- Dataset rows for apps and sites

*** Block opens ***

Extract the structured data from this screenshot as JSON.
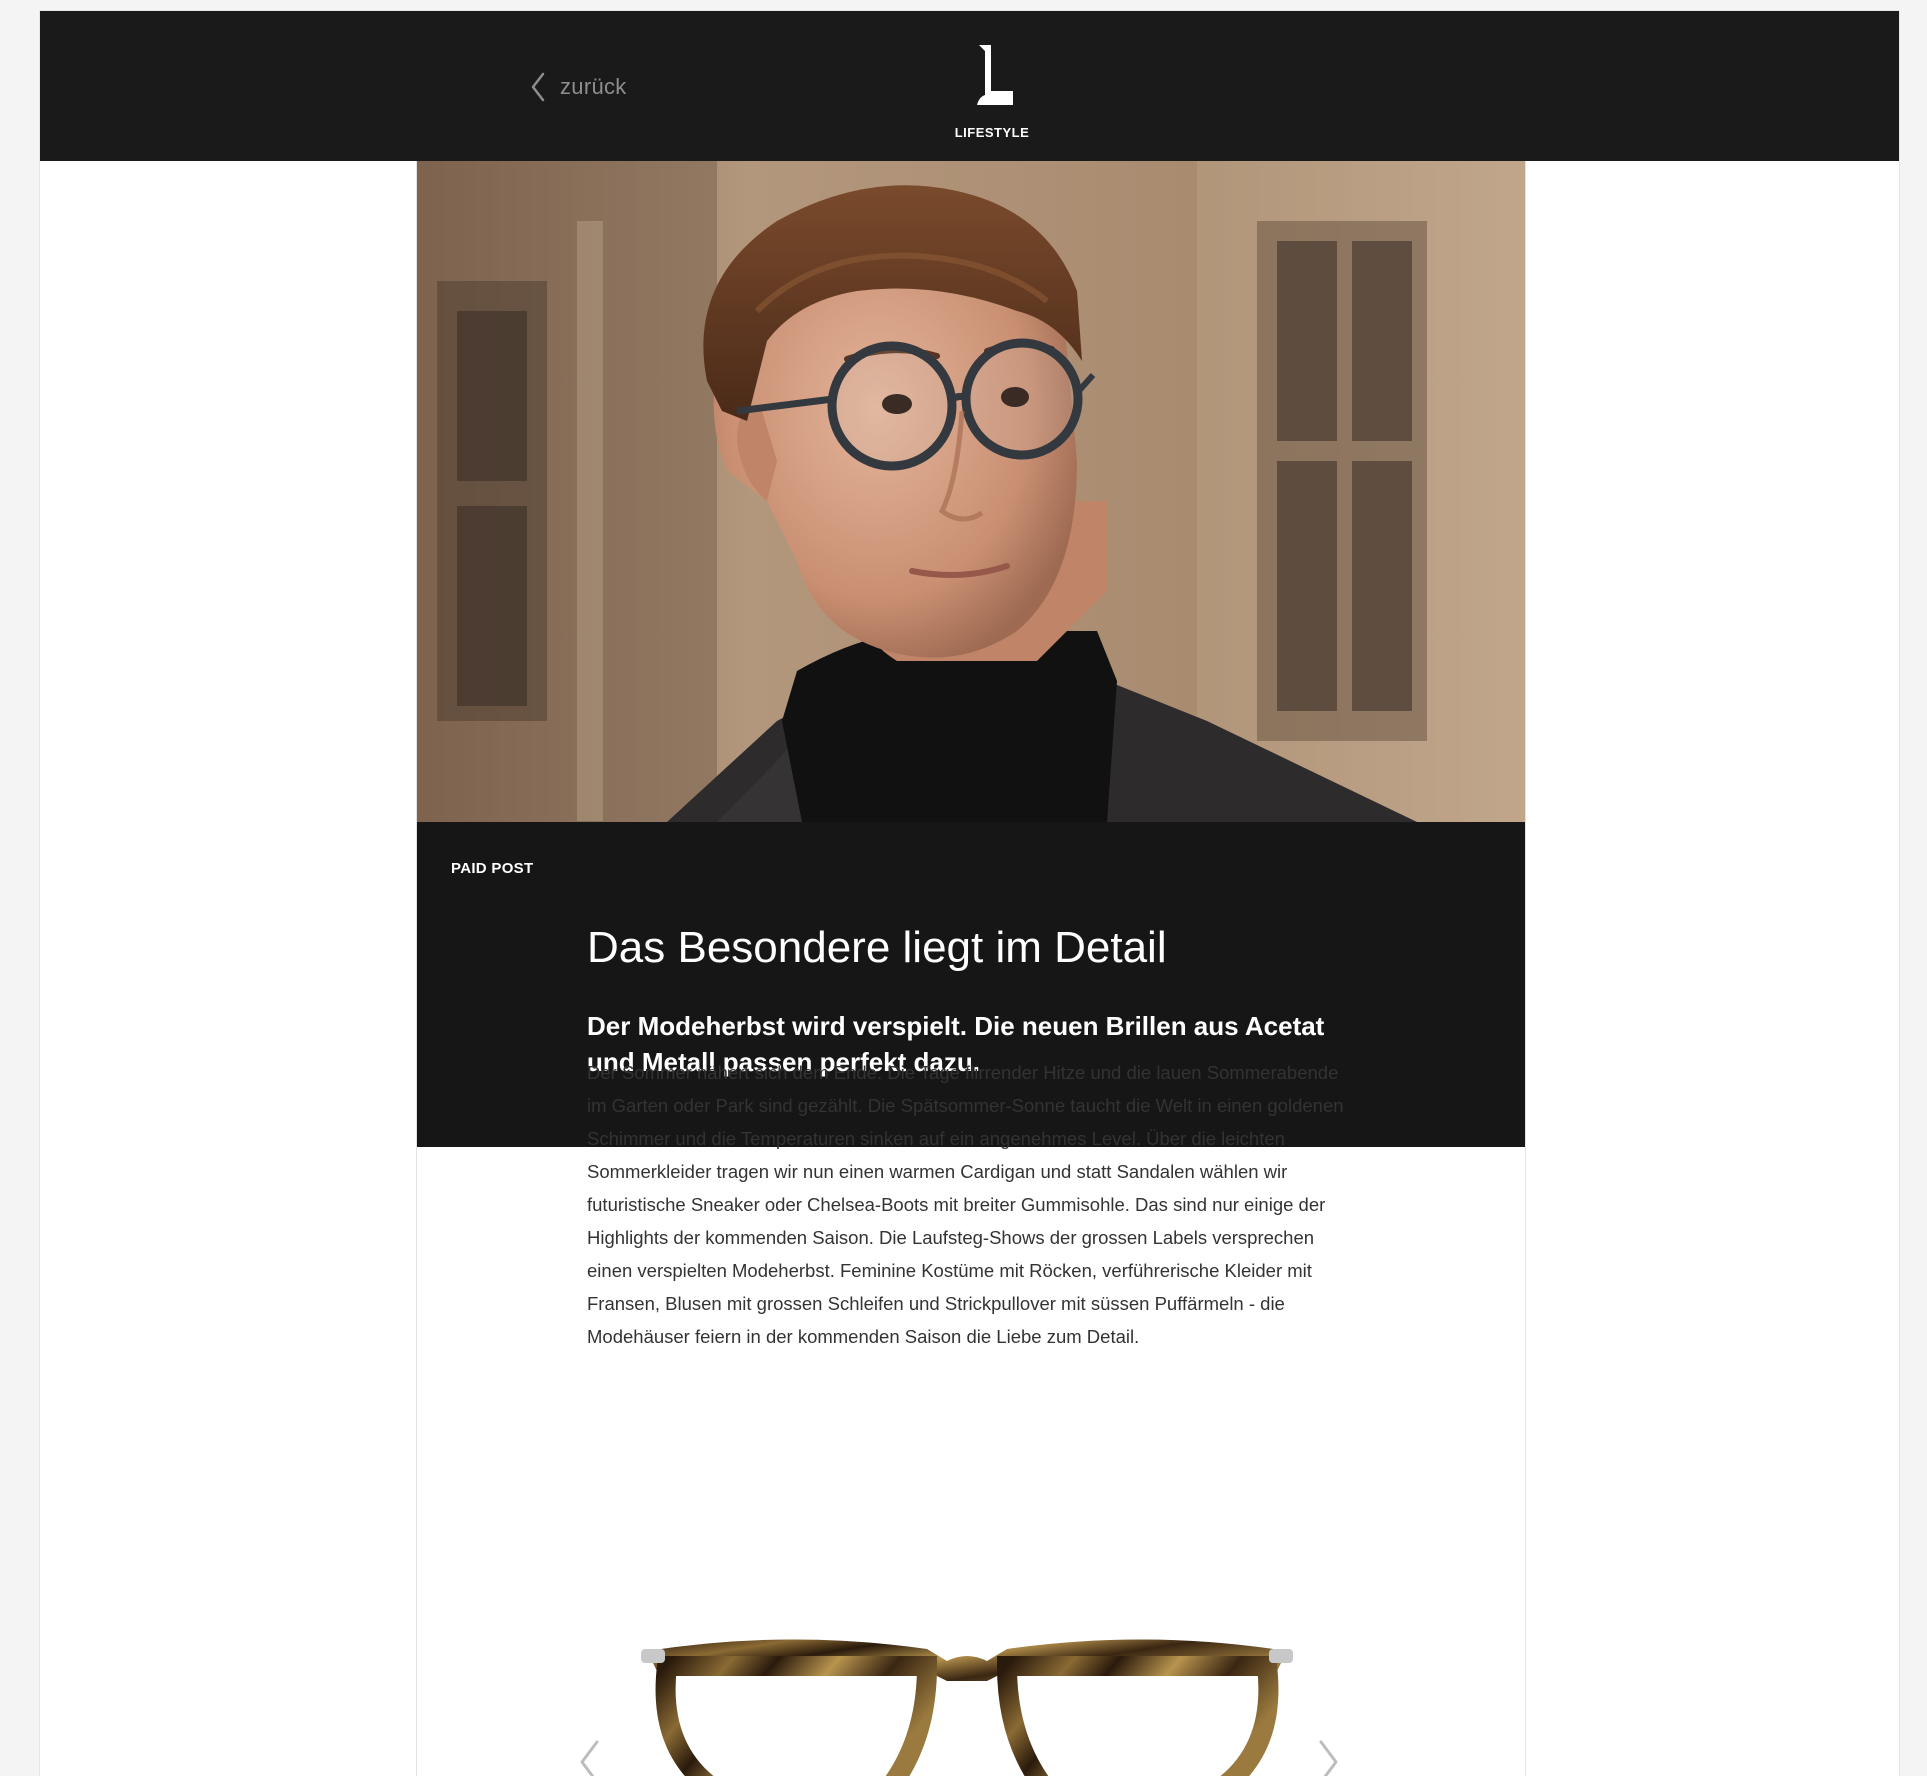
{
  "header": {
    "back_label": "zurück",
    "logo_text": "LIFESTYLE",
    "back_icon": "chevron-left-icon",
    "logo_icon": "l-logo-icon"
  },
  "article": {
    "hero_image": "man-with-round-glasses-photo",
    "badge": "PAID POST",
    "title": "Das Besondere liegt im Detail",
    "subtitle": "Der Modeherbst wird verspielt. Die neuen Brillen aus Acetat und Metall passen perfekt  dazu.",
    "body": "Der Sommer nähert sich dem Ende. Die Tage flirrender Hitze und die lauen Sommerabende im Garten oder Park sind gezählt. Die Spätsommer-Sonne taucht die Welt in einen goldenen Schimmer und die Temperaturen sinken auf ein angenehmes Level. Über die leichten Sommerkleider tragen wir nun einen warmen Cardigan und statt Sandalen wählen wir futuristische Sneaker oder Chelsea-Boots mit breiter Gummisohle. Das sind nur einige der Highlights der kommenden Saison. Die Laufsteg-Shows der grossen Labels versprechen einen verspielten Modeherbst. Feminine Kostüme mit Röcken, verführerische Kleider mit Fransen, Blusen mit grossen Schleifen und Strickpullover mit süssen Puffärmeln - die Modehäuser feiern in der kommenden Saison die Liebe zum Detail."
  },
  "carousel": {
    "image": "tortoiseshell-glasses-photo",
    "prev_icon": "chevron-left-icon",
    "next_icon": "chevron-right-icon"
  },
  "colors": {
    "header_bg": "#1a1a1a",
    "headline_bg": "#161616",
    "text": "#333333",
    "muted": "#8d8d8d"
  }
}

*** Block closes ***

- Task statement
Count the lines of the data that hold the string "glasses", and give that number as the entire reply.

- Output for this exercise
2